Bradley, Craig, ed. The Rehnquist Legacy. Cambridge, England: Cambridge University Press, 2006. Scholarly collection of essays on Rehnquist’s tenure as chief justice. Friedelbaum, Stanley. The Rehnquist Court: In Pursuit of Judicial Conservatism. Westport, Conn.: Greenwood Press, 1994. Emphasizes the conservative direction of the Court under Rehnquist’s leadership. Hensley, Thomas R. The Rehnquist Court: Justices, Rulings, and Legacy. Santa Barbara, Calif.: ABC-Clio, 2006. Comprehensive reference handbook on Rehnquist’s tenure as chief justice. Irons, Peter. Brennan v. Rehnquist: The Battle for the Constitution. New York: Alfred A. Knopf, 1994. Fascinating comparative study of Rehnquist’s and William J. Brennan’s opposing ideologies and strategies, written from a liberal perspective. Lazarus, Edward. Closed Chambers. New York: Penguin Books, 1999. Insider’s view of the Rehnquist Court and its decision-making processes. Rehnquist, William H. Supreme Court. New York: Barnes & Noble, 2005. Contains first-hand information about Rehnquist’s experiences on the Court as well as his views on the Court’s history. Schwartz, Herman, ed. The Rehnquist Court: Judicial Activism on the Right. New York: Hill & Wang, 2005. Collection of interesting discussions on many topics from a variety of viewpoints. Tushnet, Mark. A Court Divided: The Rehnquist Court and the Future of Constitutional Law. New York: W. W. Norton, 2005. Argues that the differences between the modern conservative justices and the traditional conservatives made it impossible for Rehnquist to accomplish all he wanted.
Burger, Warren E.
Bush v. Gore
Gratz v. Bollinger/Grutter v. Bollinger

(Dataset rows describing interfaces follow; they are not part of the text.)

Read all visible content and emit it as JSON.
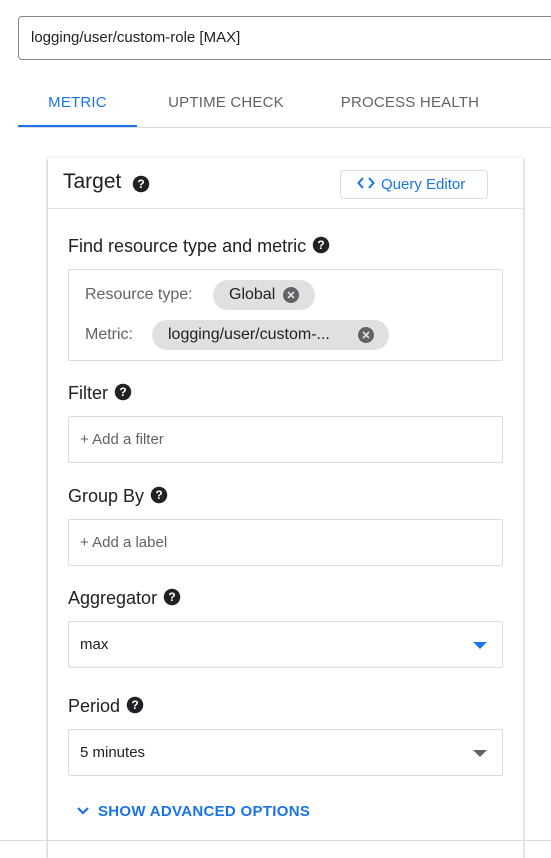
{
  "chart_name": {
    "value": "logging/user/custom-role [MAX]"
  },
  "tabs": [
    {
      "label": "METRIC",
      "active": true
    },
    {
      "label": "UPTIME CHECK",
      "active": false
    },
    {
      "label": "PROCESS HEALTH",
      "active": false
    }
  ],
  "target": {
    "title": "Target",
    "query_editor_label": "Query Editor",
    "find_label": "Find resource type and metric",
    "resource_type_label": "Resource type:",
    "resource_type_value": "Global",
    "metric_label": "Metric:",
    "metric_value": "logging/user/custom-...",
    "filter_label": "Filter",
    "filter_placeholder": "+ Add a filter",
    "group_by_label": "Group By",
    "group_by_placeholder": "+ Add a label",
    "aggregator_label": "Aggregator",
    "aggregator_value": "max",
    "period_label": "Period",
    "period_value": "5 minutes",
    "advanced_label": "SHOW ADVANCED OPTIONS"
  },
  "icons": {
    "help": "help-circle-icon",
    "code": "code-brackets-icon",
    "chip_remove": "cancel-circle-icon",
    "dropdown": "arrow-drop-down-icon",
    "expand": "chevron-down-icon"
  },
  "colors": {
    "accent": "#1a73e8",
    "text": "#202124",
    "secondary_text": "#5f6368",
    "border": "#dadce0",
    "chip_bg": "#e0e0e0"
  }
}
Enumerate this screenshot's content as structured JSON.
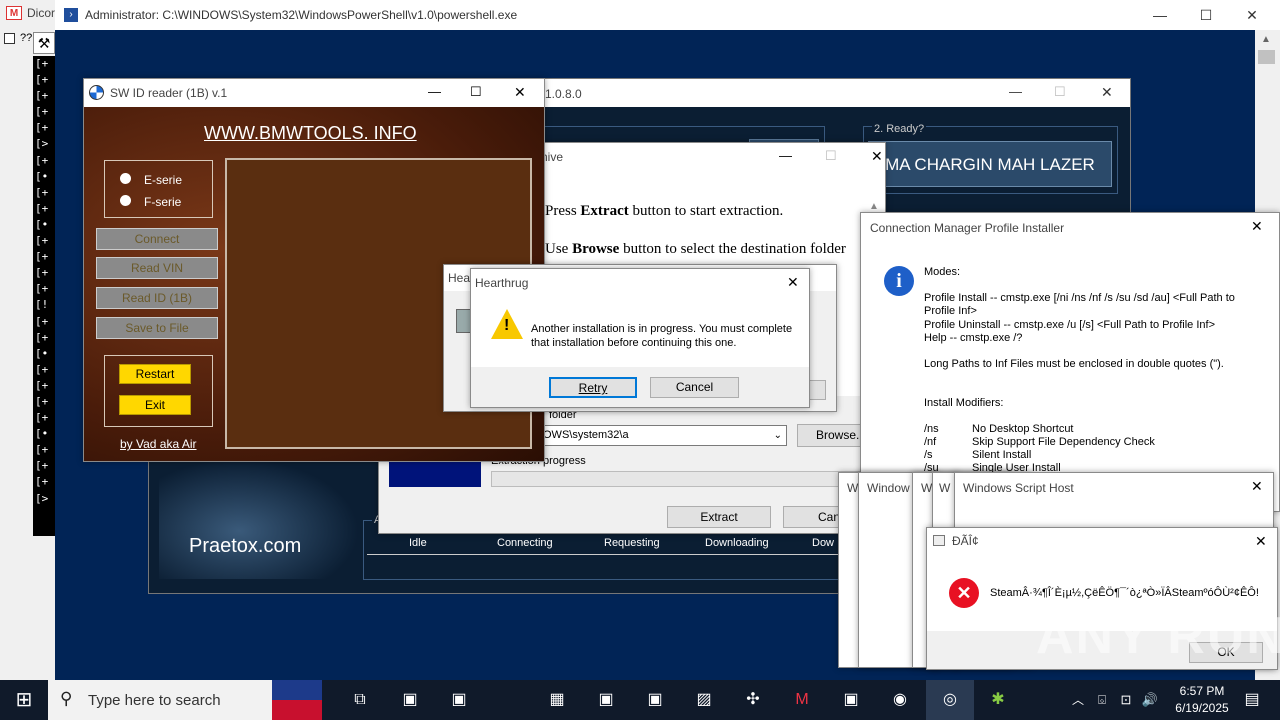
{
  "background_app": {
    "title": "Dicor",
    "checkbox_label": "??",
    "console_lines": [
      "[+",
      "[+",
      "[+",
      "[+",
      "[+",
      "[>",
      "[+",
      "[•",
      "[+",
      "[+",
      "[•",
      "[+",
      "[+",
      "[+",
      "[+",
      "[!",
      "[+",
      "[+",
      "[•",
      "[+",
      "[+",
      "[+",
      "[+",
      "[•",
      "[+",
      "[+",
      "[+",
      "[>"
    ]
  },
  "powershell": {
    "title": "Administrator: C:\\WINDOWS\\System32\\WindowsPowerShell\\v1.0\\powershell.exe"
  },
  "lazer_window": {
    "title_fragment": "1.0.8.0",
    "ready_label": "2. Ready?",
    "ready_button": "MA CHARGIN MAH LAZER",
    "site_logo": "Praetox.com",
    "table_headers": [
      "Idle",
      "Connecting",
      "Requesting",
      "Downloading",
      "Dow"
    ],
    "group_letter": "A"
  },
  "sw_reader": {
    "title": "SW ID reader (1B)",
    "version": "v.1",
    "website": "WWW.BMWTOOLS. INFO",
    "radio_e": "E-serie",
    "radio_f": "F-serie",
    "btn_connect": "Connect",
    "btn_read_vin": "Read VIN",
    "btn_read_id": "Read ID (1B)",
    "btn_save": "Save to File",
    "btn_restart": "Restart",
    "btn_exit": "Exit",
    "credit": "by Vad aka Air"
  },
  "archive": {
    "title_fragment": "hive",
    "line1_pre": "Press ",
    "line1_bold": "Extract",
    "line1_post": " button to start extraction.",
    "line2_pre": "Use ",
    "line2_bold": "Browse",
    "line2_post": " button to select the destination folder",
    "folder_label": "folder",
    "folder_value": "OWS\\system32\\a",
    "browse_label": "Browse...",
    "progress_label": "Extraction progress",
    "extract_label": "Extract",
    "cancel_label": "Cance"
  },
  "hearthrug_back": {
    "title": "Hear"
  },
  "hearthrug": {
    "title": "Hearthrug",
    "message": "Another installation is in progress. You must complete that installation before continuing this one.",
    "retry_label": "Retry",
    "cancel_label": "Cancel"
  },
  "cm_installer": {
    "title": "Connection Manager Profile Installer",
    "modes_label": "Modes:",
    "lines": [
      "Profile Install -- cmstp.exe [/ni /ns /nf /s /su /sd /au] <Full Path to Profile Inf>",
      "Profile Uninstall -- cmstp.exe /u [/s] <Full Path to Profile Inf>",
      "Help -- cmstp.exe /?"
    ],
    "long_paths": "Long Paths to Inf Files must be enclosed in double quotes (\").",
    "modifiers_label": "Install Modifiers:",
    "modifiers": [
      {
        "flag": "/ns",
        "desc": "No Desktop Shortcut"
      },
      {
        "flag": "/nf",
        "desc": "Skip Support File Dependency Check"
      },
      {
        "flag": "/s",
        "desc": "Silent Install"
      },
      {
        "flag": "/su",
        "desc": "Single User Install"
      }
    ]
  },
  "wsh_stack": {
    "tab1": "W",
    "tab2": "Window",
    "tab3": "W",
    "tab4": "W",
    "main_title": "Windows Script Host"
  },
  "steam_error": {
    "title": "ÐÃÎ¢",
    "message": "SteamÂ·¾¶Î´È¡µ½,ÇëÊÖ¶¯´ò¿ªÒ»ÏÂSteamºóÔÙ²¢ÊÔ!",
    "ok_label": "OK"
  },
  "watermark": "ANY RUN",
  "taskbar": {
    "search_placeholder": "Type here to search",
    "time": "6:57 PM",
    "date": "6/19/2025"
  },
  "colors": {
    "desktop_blue": "#0a2a66",
    "leather": "#5a2a14",
    "yellow_button": "#ffd700",
    "taskbar": "#101a2a"
  }
}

Kennedy, Anthony M.
Lopez, United States v.
O’Connor, Sandra Day
Printz v. United States
Webster v. Reproductive Health Services